  5. Reinforce the correct behavior.

In my own experience, I have seen this work very effectively. Not just within Defence but across a multitude of different agencies. By cutting out the white noise I think I have significantly improved the way in which I communicate. My team members have also adopted the same line of questioning, to a point where it has become habitual. Give it a try!

We have taken many of these lessons and incorporated them into The Eighth Mile Consulting.

We’d love to hear your thoughts in the comments below.

Our experiences over the last decade and specifically, transitioning from the military into the corporate world has given David Neal and I some perspectives on characterising leadership.

  1. It is not easy and requires constant development
  2. It is lonely and the results rest on you
  3. It is not about you
  4. Be accountable

It Is Not Easy And Requires Constant Development

Leadership is not a nine to five ‘job.’ It requires constant evolution to remain relevant. The leader you were when you began the journey is not the leader you should be today. The lessons learnt, from failure and successes, will shape your leadership style and effectiveness. When you shift roles, projects and teams, the dynamic changes and the personalities change. Therefore, your approach must change. You cannot succeed if you do not continually develop. You will lack the tools to be adaptable in changing environments.
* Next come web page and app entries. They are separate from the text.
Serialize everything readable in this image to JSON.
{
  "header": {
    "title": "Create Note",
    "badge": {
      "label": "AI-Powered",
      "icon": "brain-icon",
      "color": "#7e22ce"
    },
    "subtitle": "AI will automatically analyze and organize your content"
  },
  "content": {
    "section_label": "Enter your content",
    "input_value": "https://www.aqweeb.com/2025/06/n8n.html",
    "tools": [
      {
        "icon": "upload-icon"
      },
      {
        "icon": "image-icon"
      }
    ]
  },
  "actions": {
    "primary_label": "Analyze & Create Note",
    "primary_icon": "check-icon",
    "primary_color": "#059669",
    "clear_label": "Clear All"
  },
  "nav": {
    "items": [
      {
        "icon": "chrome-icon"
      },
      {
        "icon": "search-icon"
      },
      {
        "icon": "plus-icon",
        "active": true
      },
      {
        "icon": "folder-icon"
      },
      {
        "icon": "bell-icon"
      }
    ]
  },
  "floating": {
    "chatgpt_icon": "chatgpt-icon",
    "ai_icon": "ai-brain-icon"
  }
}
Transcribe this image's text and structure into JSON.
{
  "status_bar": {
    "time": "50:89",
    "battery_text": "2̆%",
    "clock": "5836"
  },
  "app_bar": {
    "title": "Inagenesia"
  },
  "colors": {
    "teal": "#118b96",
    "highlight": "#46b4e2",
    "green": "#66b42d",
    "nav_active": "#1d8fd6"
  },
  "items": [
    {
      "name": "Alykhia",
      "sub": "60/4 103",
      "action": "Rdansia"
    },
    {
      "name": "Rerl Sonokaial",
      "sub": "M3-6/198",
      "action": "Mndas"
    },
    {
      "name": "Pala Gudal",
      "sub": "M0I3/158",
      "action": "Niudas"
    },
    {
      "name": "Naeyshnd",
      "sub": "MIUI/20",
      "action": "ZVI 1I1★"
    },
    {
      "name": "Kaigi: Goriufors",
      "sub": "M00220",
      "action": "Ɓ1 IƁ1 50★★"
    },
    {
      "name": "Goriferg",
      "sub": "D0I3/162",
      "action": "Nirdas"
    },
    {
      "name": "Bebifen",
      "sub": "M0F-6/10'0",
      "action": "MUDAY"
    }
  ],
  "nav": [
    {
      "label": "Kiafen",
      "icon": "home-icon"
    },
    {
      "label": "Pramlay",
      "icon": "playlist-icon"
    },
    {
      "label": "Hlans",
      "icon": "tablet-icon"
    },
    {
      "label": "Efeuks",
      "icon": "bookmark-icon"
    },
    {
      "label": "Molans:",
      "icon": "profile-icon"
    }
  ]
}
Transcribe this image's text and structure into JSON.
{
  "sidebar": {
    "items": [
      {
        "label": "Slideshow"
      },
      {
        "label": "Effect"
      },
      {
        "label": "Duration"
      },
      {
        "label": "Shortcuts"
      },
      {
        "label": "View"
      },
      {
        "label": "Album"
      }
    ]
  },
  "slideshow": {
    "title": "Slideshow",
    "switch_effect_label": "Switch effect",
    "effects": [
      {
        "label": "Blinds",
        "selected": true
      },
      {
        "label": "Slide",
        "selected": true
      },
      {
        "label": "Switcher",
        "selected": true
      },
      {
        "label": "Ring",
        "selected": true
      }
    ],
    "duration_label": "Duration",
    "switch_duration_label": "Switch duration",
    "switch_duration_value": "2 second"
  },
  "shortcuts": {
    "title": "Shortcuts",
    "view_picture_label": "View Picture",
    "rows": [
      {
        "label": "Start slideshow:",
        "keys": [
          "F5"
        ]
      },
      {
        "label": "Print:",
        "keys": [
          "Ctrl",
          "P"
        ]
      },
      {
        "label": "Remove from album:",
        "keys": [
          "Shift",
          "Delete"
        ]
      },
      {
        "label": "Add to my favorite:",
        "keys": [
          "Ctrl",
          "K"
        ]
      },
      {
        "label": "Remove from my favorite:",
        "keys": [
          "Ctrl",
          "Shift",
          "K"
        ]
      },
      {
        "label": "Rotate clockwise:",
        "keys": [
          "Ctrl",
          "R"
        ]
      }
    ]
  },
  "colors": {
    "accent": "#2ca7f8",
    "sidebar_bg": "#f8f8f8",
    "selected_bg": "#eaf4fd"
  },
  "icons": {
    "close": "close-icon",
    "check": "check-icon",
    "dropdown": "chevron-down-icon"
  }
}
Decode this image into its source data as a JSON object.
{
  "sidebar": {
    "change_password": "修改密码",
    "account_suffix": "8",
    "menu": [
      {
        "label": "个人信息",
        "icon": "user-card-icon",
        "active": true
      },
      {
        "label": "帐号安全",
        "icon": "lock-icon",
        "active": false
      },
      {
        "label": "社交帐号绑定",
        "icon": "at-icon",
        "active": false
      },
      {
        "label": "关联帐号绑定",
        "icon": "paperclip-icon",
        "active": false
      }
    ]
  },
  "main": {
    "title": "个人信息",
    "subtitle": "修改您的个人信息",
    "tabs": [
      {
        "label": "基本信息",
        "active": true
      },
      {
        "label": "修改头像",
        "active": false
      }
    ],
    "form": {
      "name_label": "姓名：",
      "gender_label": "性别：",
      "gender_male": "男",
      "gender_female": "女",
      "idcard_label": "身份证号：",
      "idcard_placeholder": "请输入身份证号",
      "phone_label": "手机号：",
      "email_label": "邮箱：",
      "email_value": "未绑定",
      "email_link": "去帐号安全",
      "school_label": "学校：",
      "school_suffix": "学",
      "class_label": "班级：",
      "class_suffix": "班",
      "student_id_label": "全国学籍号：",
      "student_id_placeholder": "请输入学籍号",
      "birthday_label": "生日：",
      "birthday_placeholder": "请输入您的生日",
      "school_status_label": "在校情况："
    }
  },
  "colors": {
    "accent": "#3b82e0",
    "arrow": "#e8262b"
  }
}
It Is Lonely And The Results Rest On You 

Poor leadership sees a need to lay blame upon others for failure, inability to gain results, poor performance or unmotivated teams. Subject matter experts may be involved in planning and preparation, tech experts may execute the practical and technical delivery but you own the outcome. A leader needs to maintain relevance in teams, actively fight to accept responsibility, and provide a means to buffer other members of the team from unnecessary business friction and white noise.  

It Is Not About You
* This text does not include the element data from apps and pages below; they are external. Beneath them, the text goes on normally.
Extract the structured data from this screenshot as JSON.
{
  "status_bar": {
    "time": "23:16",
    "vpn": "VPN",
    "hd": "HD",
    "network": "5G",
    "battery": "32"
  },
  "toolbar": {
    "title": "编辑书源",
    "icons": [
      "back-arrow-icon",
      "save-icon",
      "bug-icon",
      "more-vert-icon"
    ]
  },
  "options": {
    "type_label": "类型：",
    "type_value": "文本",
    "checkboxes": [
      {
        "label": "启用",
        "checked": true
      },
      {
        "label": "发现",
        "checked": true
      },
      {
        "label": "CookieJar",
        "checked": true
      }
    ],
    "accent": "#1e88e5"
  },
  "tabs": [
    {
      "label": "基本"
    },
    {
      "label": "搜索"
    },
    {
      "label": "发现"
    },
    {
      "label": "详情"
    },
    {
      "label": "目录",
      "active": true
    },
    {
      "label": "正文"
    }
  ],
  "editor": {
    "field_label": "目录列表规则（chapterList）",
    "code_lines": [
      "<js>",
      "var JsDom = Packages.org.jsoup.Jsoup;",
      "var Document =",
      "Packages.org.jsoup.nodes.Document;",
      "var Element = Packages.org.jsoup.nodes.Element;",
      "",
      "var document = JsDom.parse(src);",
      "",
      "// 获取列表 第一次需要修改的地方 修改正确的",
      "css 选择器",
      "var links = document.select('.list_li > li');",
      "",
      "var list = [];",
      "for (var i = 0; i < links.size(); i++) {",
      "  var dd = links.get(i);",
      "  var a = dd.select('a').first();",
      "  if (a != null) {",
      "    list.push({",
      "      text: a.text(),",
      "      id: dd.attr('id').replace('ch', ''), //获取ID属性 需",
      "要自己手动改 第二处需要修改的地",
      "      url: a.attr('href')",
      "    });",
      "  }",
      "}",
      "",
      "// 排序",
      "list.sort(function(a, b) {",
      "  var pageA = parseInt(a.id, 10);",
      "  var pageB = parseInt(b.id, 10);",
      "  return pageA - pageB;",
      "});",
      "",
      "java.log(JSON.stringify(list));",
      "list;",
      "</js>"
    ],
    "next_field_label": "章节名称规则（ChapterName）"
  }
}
Your co-workers are more important than you. This might seem confronting to some. If you genuinely care about your people, open yourself up to professional feedback on your performance from them. Your staff and peers will influence your projects when you are not present. By building rapport and loyalty, your team will protect your interests and the interests of the team. Many managers have been compromised by their employees applying ‘malicious compliance’. Meaning, they will abide by the literal directions provided by a manager knowing it will cause issues later.

Strong leaders fight for raises for their staff, not themselves. The outputs of the team will determine whether a leader is deserving of progression. Never forget the team that achieved the delivery. Especially those that surged, stayed late, put their own and their family’s needs aside to deliver an output that would ultimately reflect favourably on you. 

If you are unable to lead you have three options:

  1. Get out of the way and find a better leader 
  2. Become a better leader
  3. Create/Mentor a better leader

A useful explanation can be found in this article, “It’s All About The Humans: Effecting Change Management” by David Neal.

Be Accountable

Team decisions are your decisions. Own them and deliver the outcomes. Team decisions are your responsibility. If something fails, it is your failure (not your team’s failure). If you fail, learn from it and evolve. If it succeeds, it is your team’s success and make sure they are recognised for it. In the long-term, you may benefit from the team’s success but your personal recognition must not be your primary focus. 

Summary

These are our observations and in no way are they a sequenced road map to succeeding. That is your responsibility as a leader to find, and shape. David and I are passionate about leadership and investing in teams. We believe that people make a team, and teams make an organisation. 

A good leader can lead anyone. A good leader also knows how to be led.

We welcome any feedback on our ideas. We are continually evolving our leadership styles as well. Let us know your thoughts in the comments below.